Starting with the sonata by Guillaume Lekeu, a Belgian composer of whom we would surely know more, had he not died of typhoid at the age of only 24. Premiered in 1893 this late romantic music, chromatic and rhapsodic with rich and expressive ideas, was given an ideal performance. Without becoming over-indulgent, the players were able to take advantage of the rich harmonies and opportunities for their instruments for a convincing performance.
In an unusual order for the listener, the Bach duo sonata no 3 came next and the piano was mainly the ‘accompaniment’ to the florid virtuosic writing for the violin. Here Jack Liebeck took full advantage although keeping his dynamics and tone appropriate to a work written over 150 years earlier. Perhaps, at least for this work, the piano lid could well have been on ‘half stick’ bearing in mind its origin for a harpsichord. The playing of both musicians in the brilliant finale was beautifully executed and the audience responded with well merited applause.
Astonishingly it is nearly 50 years since the ‘Kreutzer Sonata’, Beethoven’s most famous duo, was last played at Ilkley Concert Club. The Club had particularly requested that Jack Liebeck include it in the programme. The interplay of the two very equal parts was particularly well integrated, often with great sensitivity and delicacy; Simon Crawford-Phillips now taking proper advantage of the expressive qualities of the Steinway piano. Whilst it is difficult to highlight any part of this magnificent work, the final tarantella with the violin’s dancing triplets will stay a long time in the memory.
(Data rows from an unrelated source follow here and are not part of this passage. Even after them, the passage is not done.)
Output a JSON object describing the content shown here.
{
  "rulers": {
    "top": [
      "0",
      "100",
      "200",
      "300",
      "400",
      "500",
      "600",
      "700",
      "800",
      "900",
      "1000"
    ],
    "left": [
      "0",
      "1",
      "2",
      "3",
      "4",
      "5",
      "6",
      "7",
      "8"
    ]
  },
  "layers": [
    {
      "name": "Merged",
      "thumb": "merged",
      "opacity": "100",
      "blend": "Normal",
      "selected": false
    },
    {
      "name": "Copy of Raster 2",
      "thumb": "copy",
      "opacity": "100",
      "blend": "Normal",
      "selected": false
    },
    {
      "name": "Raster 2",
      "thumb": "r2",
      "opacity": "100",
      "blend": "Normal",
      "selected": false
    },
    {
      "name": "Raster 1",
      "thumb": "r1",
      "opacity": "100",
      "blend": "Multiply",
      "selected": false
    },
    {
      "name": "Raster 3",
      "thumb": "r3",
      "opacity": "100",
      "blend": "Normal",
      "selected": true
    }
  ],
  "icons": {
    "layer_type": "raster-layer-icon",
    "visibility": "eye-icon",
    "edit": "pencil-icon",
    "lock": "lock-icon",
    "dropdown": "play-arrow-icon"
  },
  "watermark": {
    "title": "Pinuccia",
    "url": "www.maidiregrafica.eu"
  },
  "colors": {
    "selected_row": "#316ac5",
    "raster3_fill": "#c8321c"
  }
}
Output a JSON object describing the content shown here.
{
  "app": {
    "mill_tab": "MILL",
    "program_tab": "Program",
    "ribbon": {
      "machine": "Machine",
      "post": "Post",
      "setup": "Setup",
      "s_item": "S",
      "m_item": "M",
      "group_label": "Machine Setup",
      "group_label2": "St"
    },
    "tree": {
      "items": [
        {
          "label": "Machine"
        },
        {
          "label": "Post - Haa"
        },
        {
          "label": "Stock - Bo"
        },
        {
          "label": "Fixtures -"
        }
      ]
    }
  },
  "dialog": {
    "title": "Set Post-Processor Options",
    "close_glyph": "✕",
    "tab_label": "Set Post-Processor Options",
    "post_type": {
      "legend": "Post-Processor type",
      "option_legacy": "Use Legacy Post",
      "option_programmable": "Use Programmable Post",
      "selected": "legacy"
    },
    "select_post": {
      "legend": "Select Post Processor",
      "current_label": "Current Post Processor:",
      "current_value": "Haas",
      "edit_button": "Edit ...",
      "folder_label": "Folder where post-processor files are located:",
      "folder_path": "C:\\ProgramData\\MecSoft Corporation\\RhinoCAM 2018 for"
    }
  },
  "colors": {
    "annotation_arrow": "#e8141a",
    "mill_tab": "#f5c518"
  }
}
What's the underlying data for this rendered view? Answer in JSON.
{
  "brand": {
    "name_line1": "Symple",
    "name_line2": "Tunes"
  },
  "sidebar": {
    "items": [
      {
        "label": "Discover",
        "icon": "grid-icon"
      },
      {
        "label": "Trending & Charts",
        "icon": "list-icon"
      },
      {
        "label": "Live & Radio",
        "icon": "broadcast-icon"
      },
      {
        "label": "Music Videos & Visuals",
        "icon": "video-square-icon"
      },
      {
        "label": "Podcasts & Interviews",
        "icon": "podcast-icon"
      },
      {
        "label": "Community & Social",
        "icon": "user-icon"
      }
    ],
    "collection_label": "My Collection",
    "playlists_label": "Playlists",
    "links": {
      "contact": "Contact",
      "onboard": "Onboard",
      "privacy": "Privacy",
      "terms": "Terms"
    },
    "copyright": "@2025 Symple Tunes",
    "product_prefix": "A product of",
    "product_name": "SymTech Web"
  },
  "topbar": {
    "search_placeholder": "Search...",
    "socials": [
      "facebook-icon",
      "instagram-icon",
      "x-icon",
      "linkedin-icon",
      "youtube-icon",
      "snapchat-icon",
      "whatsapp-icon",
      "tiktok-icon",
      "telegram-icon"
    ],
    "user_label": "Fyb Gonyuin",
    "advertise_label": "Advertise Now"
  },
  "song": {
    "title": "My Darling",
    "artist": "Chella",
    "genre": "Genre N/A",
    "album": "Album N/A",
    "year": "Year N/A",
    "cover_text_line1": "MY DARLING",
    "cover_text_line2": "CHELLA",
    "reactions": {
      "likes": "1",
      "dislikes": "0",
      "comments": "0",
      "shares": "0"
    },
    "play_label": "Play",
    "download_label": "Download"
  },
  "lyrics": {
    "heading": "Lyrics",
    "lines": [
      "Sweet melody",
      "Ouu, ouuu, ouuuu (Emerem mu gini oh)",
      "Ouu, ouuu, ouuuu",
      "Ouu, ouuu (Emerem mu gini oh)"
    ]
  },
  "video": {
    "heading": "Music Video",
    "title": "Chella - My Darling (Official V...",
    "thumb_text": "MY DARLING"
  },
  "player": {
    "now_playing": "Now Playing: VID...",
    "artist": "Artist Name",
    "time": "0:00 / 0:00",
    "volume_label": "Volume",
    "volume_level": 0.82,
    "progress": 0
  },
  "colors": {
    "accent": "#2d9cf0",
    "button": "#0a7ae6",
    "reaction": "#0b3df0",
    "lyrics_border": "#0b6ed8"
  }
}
The audience’s response included not only enthusiastic clapping but also much foot stamping. Once again Ilkley Concert Club’s reputation for superb concerts was clearly in evidence.